What to Include in Your Substitute Teacher Binder
I can’t tell you enough how much respect and gratitude I have for substitute teachers (or casual relief teachers)! It’s such a challenging role, to slot into a different grade or even school at the last minute and pull together a lesson on the fly. Even with years of teaching experience, I imagine it’s still pretty daunting to walk into a classroom and not know what’s waiting for you on the other side!
That being said, preparing for a sub teacher can often be just as challenging. I remember many a time where I just decided to soldier on and head into school even when feeling unwell because of the dread of creating plans for the sub.
That’s where having a substitute teacher binder becomes a bit of a lifesaver! Yes, it’s an upfront time investment, but the peace of mind that having a sub binder in place gives you is well worth it in my opinion! Whether it’s a binder or a dedicated drawer that you whip up with some teacher trolley labels, having some resources ready to go for your sub will make everyone’s lives easier!
Here’s what you should consider when putting your substitute teacher resources together.
Creating your substitute teacher binder
Creating a substitute teacher binder is quite simple. For the binder itself, a regular ring binder should do the job just fine! If yours has a protective plastic cover on the front, you can very easily customize the text on one of my editable binder covers, print it out and slot it right in.
Invest in some dividers and label these with the different substitute teacher resources you’ve included, so it’s easy for your sub to find what they need.
If the sub or CRT is new to your class or school, chances are they’ll be feeling a little lost! A little welcome note or letter to introduce yourself and say thanks is a really nice way to accept them into your classroom and let them feel comfortable.
This doesn’t have to be a personal essay – remember, your substitute only has a limited amount of time to prepare before the students arrive! – so keep it short and sweet.
Include some lined paper up front too, so that your sub can write a note back to you letting you know how their day went.
Schedule or timetable
Give your sub a rundown of a regular day in your classroom. Be sure to highlight any special activities, such as P.E./sport, library time or IT classes that might take the students out of the classroom.
Another important schedule for your sub to be aware of – the yard duty roster! Include a copy of this in case they’ll need to cover your slot.
School and class information
Starting out with the most obvious inclusion – a copy of your grade list or roll, denoting any preferred names or pronunciations that your sub should be aware of. If your school has pictures to accompany your students’ names, this can be really helpful in identifying each child!
Also note any ‘helper’ students who the sub or CRT can ask for help, and any students who might need a little extra support.
If you have one in place, include your seating plan too.
Make sure you include any non-sensitive medical information that you’re cleared to share. Having a heads up around any students who have allergies or conditions like diabetes is super important for anyone stepping into your classroom!
Lastly, include any important contacts at the school that your sub might encounter or need to call on during the day. School contact details, a map of the school if it’s available, and general arrival/dismissal times and procedures are also good inclusions.

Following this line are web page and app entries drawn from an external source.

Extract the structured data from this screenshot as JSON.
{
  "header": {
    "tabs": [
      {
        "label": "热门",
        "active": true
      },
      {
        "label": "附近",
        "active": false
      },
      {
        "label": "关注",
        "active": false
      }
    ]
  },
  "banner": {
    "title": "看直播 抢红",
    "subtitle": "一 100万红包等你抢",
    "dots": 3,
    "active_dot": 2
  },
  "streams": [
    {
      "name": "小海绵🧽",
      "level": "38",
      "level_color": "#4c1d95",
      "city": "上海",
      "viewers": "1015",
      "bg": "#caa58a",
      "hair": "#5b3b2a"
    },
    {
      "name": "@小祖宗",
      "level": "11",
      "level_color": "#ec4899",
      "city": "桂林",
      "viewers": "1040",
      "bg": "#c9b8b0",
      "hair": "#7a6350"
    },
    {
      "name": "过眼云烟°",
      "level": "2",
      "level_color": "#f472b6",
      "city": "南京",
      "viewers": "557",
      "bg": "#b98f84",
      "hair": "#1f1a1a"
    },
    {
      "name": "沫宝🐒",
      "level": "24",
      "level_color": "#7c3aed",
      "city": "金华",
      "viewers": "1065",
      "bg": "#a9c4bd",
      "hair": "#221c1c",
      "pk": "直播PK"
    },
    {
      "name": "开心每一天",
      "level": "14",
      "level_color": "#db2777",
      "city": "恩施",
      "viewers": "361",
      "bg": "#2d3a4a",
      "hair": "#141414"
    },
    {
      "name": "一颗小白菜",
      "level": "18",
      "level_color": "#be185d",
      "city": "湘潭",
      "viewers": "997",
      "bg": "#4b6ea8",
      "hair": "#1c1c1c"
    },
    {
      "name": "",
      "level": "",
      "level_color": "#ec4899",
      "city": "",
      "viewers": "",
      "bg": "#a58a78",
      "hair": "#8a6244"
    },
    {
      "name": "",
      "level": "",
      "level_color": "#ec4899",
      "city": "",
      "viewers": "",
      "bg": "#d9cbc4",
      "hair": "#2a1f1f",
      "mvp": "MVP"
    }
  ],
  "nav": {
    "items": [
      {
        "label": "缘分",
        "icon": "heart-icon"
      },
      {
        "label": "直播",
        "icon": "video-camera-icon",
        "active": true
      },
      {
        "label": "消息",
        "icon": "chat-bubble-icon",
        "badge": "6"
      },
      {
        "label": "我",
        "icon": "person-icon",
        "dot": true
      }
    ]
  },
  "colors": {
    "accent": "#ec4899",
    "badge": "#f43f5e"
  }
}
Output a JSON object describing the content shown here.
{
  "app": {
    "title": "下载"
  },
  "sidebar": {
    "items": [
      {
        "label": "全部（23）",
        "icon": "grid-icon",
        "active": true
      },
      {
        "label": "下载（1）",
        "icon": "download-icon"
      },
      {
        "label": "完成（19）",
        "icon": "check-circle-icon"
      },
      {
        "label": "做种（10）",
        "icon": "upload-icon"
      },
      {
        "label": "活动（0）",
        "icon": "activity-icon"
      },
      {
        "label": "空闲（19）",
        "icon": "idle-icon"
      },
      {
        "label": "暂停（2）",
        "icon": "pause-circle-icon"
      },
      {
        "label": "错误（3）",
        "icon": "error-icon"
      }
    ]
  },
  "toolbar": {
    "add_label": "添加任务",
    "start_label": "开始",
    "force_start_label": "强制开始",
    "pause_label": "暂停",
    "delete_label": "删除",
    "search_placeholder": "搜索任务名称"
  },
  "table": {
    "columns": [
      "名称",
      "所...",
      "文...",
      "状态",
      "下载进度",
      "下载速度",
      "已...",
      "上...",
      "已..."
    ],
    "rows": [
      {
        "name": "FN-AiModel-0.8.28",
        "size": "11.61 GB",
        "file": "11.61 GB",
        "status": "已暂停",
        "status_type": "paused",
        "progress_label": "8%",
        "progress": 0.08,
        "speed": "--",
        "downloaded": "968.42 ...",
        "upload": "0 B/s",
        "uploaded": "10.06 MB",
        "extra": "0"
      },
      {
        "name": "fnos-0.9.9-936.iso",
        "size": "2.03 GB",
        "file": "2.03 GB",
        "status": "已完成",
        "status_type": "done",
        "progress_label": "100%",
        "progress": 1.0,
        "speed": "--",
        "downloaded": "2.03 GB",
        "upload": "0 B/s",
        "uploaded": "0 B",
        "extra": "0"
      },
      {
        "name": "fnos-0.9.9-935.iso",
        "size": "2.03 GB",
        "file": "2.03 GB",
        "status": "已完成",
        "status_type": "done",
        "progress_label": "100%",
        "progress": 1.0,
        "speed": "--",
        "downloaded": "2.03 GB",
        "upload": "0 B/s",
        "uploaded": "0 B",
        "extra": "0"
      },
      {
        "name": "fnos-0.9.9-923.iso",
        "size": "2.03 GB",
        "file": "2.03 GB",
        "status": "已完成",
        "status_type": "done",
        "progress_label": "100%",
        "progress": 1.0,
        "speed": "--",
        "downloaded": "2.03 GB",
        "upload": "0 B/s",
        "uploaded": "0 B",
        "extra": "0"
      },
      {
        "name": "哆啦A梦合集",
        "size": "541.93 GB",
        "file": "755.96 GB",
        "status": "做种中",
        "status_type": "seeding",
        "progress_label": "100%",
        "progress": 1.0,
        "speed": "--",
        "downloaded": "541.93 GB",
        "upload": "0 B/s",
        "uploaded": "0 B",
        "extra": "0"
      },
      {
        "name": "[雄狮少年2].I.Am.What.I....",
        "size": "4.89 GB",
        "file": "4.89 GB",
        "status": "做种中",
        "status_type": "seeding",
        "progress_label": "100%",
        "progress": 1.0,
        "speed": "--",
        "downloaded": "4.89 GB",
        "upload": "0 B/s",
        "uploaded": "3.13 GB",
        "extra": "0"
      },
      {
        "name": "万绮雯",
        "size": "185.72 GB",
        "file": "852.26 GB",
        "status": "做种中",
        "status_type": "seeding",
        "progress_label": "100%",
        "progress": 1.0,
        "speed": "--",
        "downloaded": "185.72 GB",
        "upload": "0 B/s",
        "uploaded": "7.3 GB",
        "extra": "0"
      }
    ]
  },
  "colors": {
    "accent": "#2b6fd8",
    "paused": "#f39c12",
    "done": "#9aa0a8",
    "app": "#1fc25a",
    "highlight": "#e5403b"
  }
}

Worksheets and substitute teacher resources
While your sub likely has a few go-to lesson plans up their sleeves, make their lives a little easier by printing out some no-prep-necessary worksheets that relate to a topic you’re covering that term or semester.
This will help to create a little continuity for your students and make sure that their learning doesn’t stop just because you’re not there!
Class rules and behaviour management system
Students just love to test their substitute teachers – what’s that saying, when the cat’s away, the mice will play? Arm your sub or CRT with an idea of your basic classroom rules, and how they should approach a situation in which a student is misbehaving.
Are you happy for them to deal with it on the spot? Do you want that child to be sent outside, or to the principal? Do you want them to leave it for you to address the next day? Whatever you want them to do, make sure it’s clearly communicated.
It’s the absolute last thing you’d wish on any teacher, let alone a substitute, but it is important to prepare them in the case of an emergency.
Your school induction process might cover this too, but include copies of any available response plans including your assembly point and lockdown procedures.
Give it a home using teacher trolley labels
Having a clearly labelled, visible drawer for your sub binder makes it easy for them to walk in and spot it! Keeping a clearly labelled teacher trolley by the front of the classroom or by your desk makes this easy.
Use my editable teacher trolley labels to dedicate a drawer for your substitute. Almost all 10-drawer trolleys (or teacher carts) have the same dimensions in my experience, so these will fit perfectly – just type in your text into the editable text boxes provided, print and stick inside the drawers to save yourself from having to laminate.
Oh and a little teacher tip? Let your students know about the sub drawer, too, in case it doesn’t get spotted right away.
And there you have it my teacher friend! You’ve just compiled a substitute teacher’s one stop shop for everything they need to know about your classroom. Know that you’ve just made their lives *so* much easier, and yours too – you can relax knowing that if you are ever feeling under the weather, you can take a day off without worrying about your students. Okay, you might still worry – but hopefully a little less!
What’s included in your substitute teacher binder? I’d love to know! Drop me a comment below.